**About this exercise:** Where the string "Word" appears in a line of the data, show that line.

**Given entries:**
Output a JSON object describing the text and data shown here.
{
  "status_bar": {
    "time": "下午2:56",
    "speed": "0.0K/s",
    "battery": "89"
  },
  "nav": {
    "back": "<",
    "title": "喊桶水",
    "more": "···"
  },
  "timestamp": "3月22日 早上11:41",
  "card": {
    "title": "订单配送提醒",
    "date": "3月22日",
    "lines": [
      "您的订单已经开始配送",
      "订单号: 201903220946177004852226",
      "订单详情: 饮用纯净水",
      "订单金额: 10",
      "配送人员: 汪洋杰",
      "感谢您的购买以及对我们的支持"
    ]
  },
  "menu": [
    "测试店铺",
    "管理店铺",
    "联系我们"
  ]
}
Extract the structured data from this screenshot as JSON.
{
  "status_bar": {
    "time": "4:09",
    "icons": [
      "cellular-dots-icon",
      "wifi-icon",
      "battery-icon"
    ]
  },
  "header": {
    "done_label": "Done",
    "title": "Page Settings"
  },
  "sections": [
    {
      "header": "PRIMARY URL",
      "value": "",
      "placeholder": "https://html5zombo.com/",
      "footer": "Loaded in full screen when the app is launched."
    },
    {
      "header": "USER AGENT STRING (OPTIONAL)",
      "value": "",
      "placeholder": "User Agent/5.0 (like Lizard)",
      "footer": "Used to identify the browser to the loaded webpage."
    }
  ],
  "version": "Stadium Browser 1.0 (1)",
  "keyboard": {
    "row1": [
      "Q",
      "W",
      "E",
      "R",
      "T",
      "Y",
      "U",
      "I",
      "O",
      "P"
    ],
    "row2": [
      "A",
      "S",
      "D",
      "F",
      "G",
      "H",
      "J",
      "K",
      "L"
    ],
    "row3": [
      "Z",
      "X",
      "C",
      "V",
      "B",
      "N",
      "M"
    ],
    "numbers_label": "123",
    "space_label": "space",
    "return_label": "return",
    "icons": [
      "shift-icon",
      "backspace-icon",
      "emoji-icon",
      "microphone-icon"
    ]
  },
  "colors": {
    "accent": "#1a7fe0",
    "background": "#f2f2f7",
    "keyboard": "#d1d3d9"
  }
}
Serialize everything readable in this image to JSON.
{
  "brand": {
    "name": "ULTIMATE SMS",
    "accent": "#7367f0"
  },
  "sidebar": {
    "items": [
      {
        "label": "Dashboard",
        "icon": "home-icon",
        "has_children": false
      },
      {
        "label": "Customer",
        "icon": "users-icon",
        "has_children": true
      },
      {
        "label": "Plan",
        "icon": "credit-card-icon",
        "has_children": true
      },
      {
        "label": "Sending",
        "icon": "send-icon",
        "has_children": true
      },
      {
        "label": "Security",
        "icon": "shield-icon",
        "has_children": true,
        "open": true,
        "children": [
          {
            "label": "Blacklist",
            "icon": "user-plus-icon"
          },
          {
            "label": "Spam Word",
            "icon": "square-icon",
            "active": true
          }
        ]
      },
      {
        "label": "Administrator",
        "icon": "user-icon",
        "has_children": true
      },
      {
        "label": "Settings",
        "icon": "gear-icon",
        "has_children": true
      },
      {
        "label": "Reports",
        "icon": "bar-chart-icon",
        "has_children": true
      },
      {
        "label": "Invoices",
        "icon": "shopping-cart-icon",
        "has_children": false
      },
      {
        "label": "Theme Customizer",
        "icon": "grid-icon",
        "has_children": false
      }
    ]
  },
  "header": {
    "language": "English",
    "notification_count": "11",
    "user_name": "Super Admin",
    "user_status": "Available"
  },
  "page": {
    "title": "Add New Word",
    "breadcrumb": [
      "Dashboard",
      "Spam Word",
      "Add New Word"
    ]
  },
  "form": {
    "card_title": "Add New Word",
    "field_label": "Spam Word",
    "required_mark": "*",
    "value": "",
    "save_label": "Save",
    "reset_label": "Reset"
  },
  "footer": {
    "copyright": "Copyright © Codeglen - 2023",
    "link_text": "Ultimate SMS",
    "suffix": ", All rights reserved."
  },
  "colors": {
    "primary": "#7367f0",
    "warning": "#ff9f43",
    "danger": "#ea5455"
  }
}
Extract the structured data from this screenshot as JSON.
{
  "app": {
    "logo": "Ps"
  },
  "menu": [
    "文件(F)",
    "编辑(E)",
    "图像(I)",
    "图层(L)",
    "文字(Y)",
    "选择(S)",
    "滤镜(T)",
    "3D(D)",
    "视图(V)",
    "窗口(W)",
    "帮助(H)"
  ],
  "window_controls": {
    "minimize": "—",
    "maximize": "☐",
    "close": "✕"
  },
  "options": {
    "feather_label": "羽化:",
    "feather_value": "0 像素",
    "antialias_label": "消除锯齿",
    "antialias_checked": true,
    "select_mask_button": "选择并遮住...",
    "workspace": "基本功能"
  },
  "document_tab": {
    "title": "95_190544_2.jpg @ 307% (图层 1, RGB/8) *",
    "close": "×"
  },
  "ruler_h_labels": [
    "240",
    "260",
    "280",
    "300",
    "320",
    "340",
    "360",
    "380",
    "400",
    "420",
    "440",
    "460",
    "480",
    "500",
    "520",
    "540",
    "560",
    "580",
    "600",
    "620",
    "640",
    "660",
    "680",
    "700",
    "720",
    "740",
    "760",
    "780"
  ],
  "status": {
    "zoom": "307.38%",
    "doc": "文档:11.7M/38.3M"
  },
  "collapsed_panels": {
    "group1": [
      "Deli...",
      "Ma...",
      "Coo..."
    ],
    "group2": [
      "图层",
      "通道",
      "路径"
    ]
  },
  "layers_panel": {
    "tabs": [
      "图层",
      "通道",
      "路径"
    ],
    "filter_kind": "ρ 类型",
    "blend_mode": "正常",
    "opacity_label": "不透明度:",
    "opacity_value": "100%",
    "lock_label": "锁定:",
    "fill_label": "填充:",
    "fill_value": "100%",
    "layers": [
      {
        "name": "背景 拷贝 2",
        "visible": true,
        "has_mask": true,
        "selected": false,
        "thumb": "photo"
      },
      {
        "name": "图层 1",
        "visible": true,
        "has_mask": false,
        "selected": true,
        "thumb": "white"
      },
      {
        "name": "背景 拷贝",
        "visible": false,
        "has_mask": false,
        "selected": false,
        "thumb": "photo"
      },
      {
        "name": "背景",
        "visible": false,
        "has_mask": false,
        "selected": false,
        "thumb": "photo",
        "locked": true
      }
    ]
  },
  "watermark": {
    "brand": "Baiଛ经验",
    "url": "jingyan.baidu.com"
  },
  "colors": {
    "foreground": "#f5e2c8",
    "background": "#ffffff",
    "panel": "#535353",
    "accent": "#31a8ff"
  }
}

**Response area:**
            "label": "Spam Word",
    "title": "Add New Word",
      "Spam Word",
      "Add New Word"
    "card_title": "Add New Word",
    "field_label": "Spam Word",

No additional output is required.